Students in Colleen Hall’s social studies class at Padua had a chance recently to hear about the history of women’s suffrage in the United States and the passage of the 19th Amendment. It was ratified on Aug. 18, 1920, giving women the federal right to vote for the first time just months before that year’s presidential election.

The guest speaker at Padua on the afternoon of Oct. 26 was Anne M. Boylan, professor emerita of history and women’s studies at the University of Delaware. She taught at the university for 30 years and remains active. Her latest book, “Votes for Delaware Women,” chronicles the fight for suffrage in the First State. Published in 2021, it is the first book-length study of the subject in Delaware.

Delaware’s General Assembly had the opportunity to make the state the final one to ratify the 19th Amendment. That distinction went to Tennessee instead. Boylan spoke about the major organizations that supported suffrage in Delaware.

Support for the franchise was not segregated along racial or gender lines, she said.

“We know that’s not true,” Boylan said. “We have men who were suffragists and women who were anti.”

Many opponents, she noted, believed that women should stay out of the spotlight and worried about the effects of granting the franchise to all adults.

“They really believed that women voting would turn gender roles upside-down,” Boylan said.

She encouraged students to think about the issue like they do issues today. It could be quite taxing on a marriage if a husband and wife were on opposite sides of a very contentious debate.

There were differing approaches to the issue. Some in the movement brought their children to rallies. Others wrote letters to the editors of various newspapers or organized events. One was more mainstream and involved rallies, talking to legislators, and trying to get referendums passed. The militant supporters would call attention to themselves with their actions. Some would stand outside the White House, Boylan told the students, and others were arrested and jailed “as a way of calling attention to their cause.

“That approach to winning women’s suffrage was extremely controversial.”

Boylan said the militants’ thoughts were that meeting with a legislator was boring, but getting arrested in public made for great art in the daily newspapers. Once imprisoned, some of the activists went on hunger strikes. Although the number of militants was small compared to the mainstream supporters, they had an effect on public sentiment.

“When the suffragists showed they were willing to die for the cause, public sentiment did turn,” she told the students.

Boylan also mentioned the Night of Terror, Nov. 14, 1917, when 33 women who had been jailed for picketing outside the White House for months were beaten and tortured by prison guards. That also helped turn the tide.
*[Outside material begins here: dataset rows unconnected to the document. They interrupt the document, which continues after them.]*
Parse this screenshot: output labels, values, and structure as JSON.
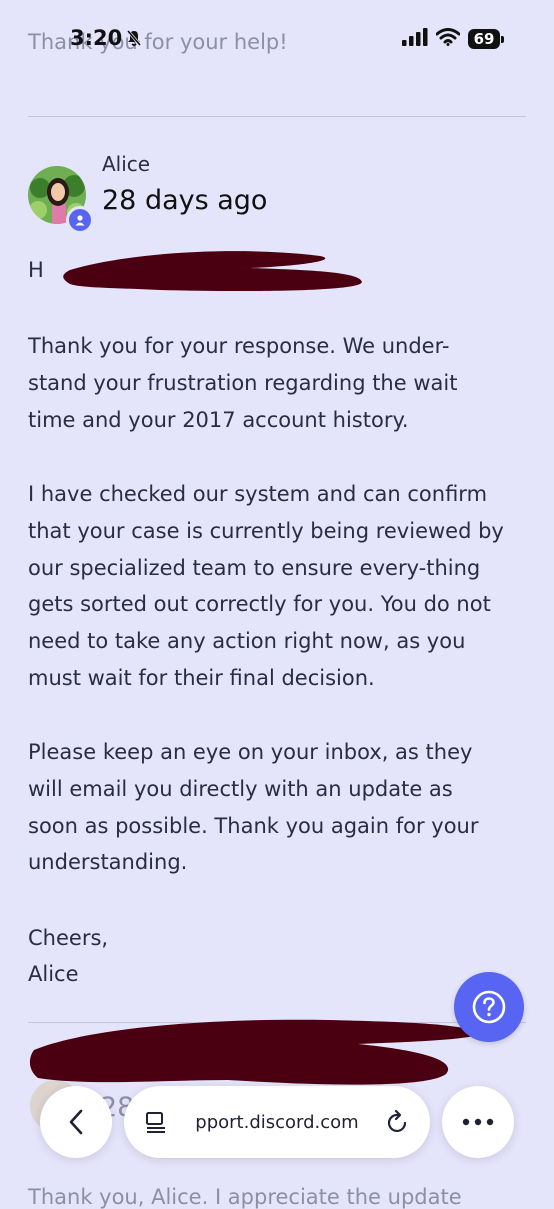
{
  "status_bar": {
    "time": "3:20",
    "battery": "69"
  },
  "previous_message": {
    "text": "Thank you for your help!"
  },
  "message": {
    "author": "Alice",
    "timestamp": "28 days ago",
    "greeting_visible": "H",
    "paragraphs": [
      "Thank you for your response. We under-stand your frustration regarding the wait time and your 2017 account history.",
      "I have checked our system and can confirm that your case is currently being reviewed by our specialized team to ensure every-thing gets sorted out correctly for you. You do not need to take any action right now, as you must wait for their final decision.",
      "Please keep an eye on your inbox, as they will email you directly with an update as soon as possible. Thank you again for your understanding."
    ],
    "signoff": "Cheers,",
    "signature": "Alice"
  },
  "next_message": {
    "timestamp_partial": "28",
    "text_partial": "Thank you, Alice. I appreciate the update"
  },
  "browser_bar": {
    "url": "pport.discord.com"
  },
  "colors": {
    "background": "#e4e4fb",
    "accent": "#5865f2",
    "redaction": "#4a0010"
  },
  "icons": {
    "status": [
      "bell-off-icon",
      "signal-icon",
      "wifi-icon",
      "battery-icon"
    ],
    "toolbar": [
      "chevron-left-icon",
      "reader-icon",
      "reload-icon",
      "more-icon"
    ],
    "help": "question-icon"
  }
}
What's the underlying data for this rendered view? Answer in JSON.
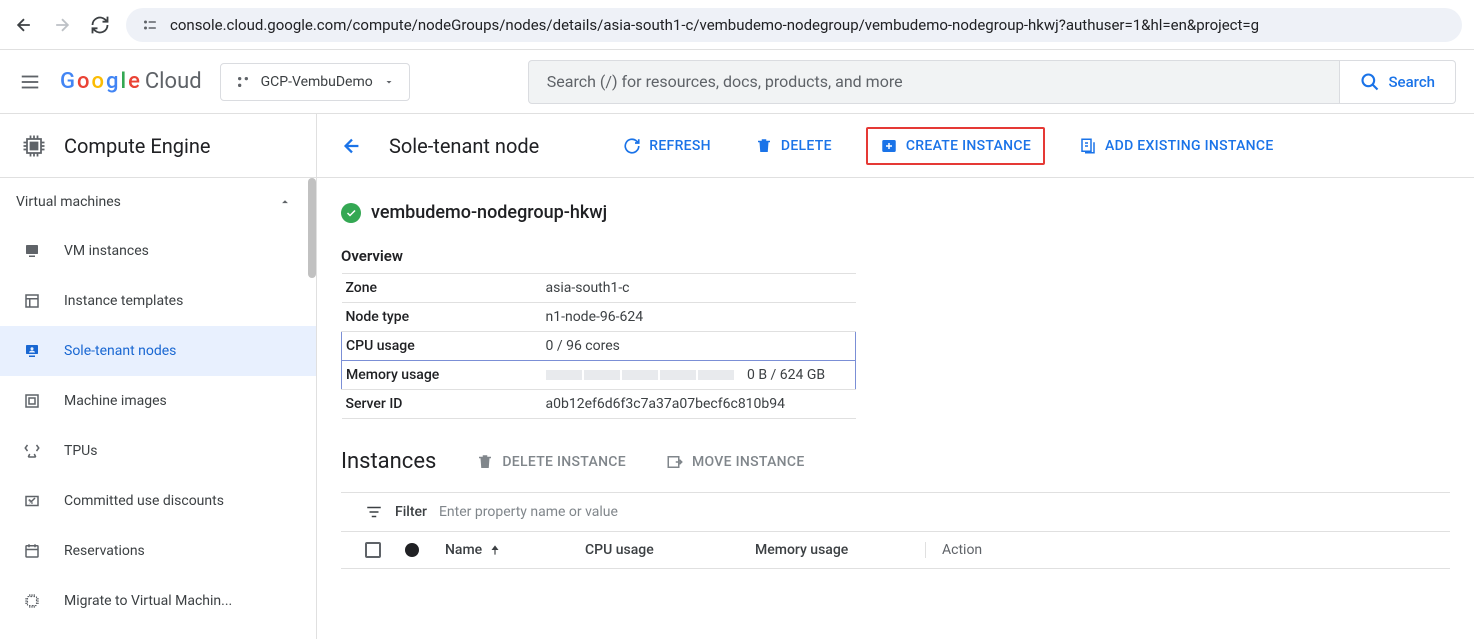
{
  "browser": {
    "url": "console.cloud.google.com/compute/nodeGroups/nodes/details/asia-south1-c/vembudemo-nodegroup/vembudemo-nodegroup-hkwj?authuser=1&hl=en&project=g"
  },
  "header": {
    "logo_cloud": "Cloud",
    "project_name": "GCP-VembuDemo",
    "search_placeholder": "Search (/) for resources, docs, products, and more",
    "search_button": "Search"
  },
  "sidebar": {
    "title": "Compute Engine",
    "section": "Virtual machines",
    "items": [
      {
        "label": "VM instances"
      },
      {
        "label": "Instance templates"
      },
      {
        "label": "Sole-tenant nodes"
      },
      {
        "label": "Machine images"
      },
      {
        "label": "TPUs"
      },
      {
        "label": "Committed use discounts"
      },
      {
        "label": "Reservations"
      },
      {
        "label": "Migrate to Virtual Machin..."
      }
    ]
  },
  "actionbar": {
    "page_title": "Sole-tenant node",
    "refresh": "REFRESH",
    "delete": "DELETE",
    "create_instance": "CREATE INSTANCE",
    "add_existing": "ADD EXISTING INSTANCE"
  },
  "node": {
    "name": "vembudemo-nodegroup-hkwj",
    "overview_title": "Overview",
    "rows": {
      "zone_label": "Zone",
      "zone_value": "asia-south1-c",
      "node_type_label": "Node type",
      "node_type_value": "n1-node-96-624",
      "cpu_label": "CPU usage",
      "cpu_value": "0 / 96 cores",
      "mem_label": "Memory usage",
      "mem_value": "0 B / 624 GB",
      "server_label": "Server ID",
      "server_value": "a0b12ef6d6f3c7a37a07becf6c810b94"
    }
  },
  "instances": {
    "title": "Instances",
    "delete_instance": "DELETE INSTANCE",
    "move_instance": "MOVE INSTANCE",
    "filter_label": "Filter",
    "filter_placeholder": "Enter property name or value",
    "columns": {
      "name": "Name",
      "cpu": "CPU usage",
      "memory": "Memory usage",
      "action": "Action"
    }
  }
}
Efforts to grant women the right to vote had languished in Congress long before its final passage. A previous amendment, the 17th, which called for the direct election of senators to the U.S. Congress, helped change that. Several senators who had opposed suffrage were voted out of office, including Willard Saulsbury of Delaware.

Saulsbury had been appointed to the Senate in 1913, the last time they were not elected. When he ran for election in 1919 — the first time he had to face voters — he was defeated by L. Heisler Ball, and his loss was attributed to his refusal to support the 19th Amendment, according to several sources.